BEGIN Data records
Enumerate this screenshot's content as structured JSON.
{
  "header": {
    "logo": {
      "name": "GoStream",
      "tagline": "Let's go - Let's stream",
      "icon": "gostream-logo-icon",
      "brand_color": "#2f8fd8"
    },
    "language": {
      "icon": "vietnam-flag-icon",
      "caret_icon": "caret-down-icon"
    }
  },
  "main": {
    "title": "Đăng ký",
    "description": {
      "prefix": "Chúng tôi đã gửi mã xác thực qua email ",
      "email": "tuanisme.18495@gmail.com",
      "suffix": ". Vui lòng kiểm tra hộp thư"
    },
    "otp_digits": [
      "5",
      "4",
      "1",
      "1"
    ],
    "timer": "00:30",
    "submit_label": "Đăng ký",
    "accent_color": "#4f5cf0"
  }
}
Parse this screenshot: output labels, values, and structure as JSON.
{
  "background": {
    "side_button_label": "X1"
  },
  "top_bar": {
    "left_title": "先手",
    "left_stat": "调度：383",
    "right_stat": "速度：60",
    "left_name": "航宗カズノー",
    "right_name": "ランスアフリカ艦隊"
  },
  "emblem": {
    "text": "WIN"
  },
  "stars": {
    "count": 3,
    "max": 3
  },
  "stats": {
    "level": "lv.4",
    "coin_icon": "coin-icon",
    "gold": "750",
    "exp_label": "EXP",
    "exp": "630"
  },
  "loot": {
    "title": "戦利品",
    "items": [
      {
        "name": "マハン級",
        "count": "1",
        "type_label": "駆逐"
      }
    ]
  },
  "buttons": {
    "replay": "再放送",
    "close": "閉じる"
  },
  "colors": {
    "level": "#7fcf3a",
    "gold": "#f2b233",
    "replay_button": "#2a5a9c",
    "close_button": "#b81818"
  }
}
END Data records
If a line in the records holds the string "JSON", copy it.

### Response to this task
Enumerate this screenshot's content as structured JSON.
Parse this screenshot: output labels, values, and structure as JSON.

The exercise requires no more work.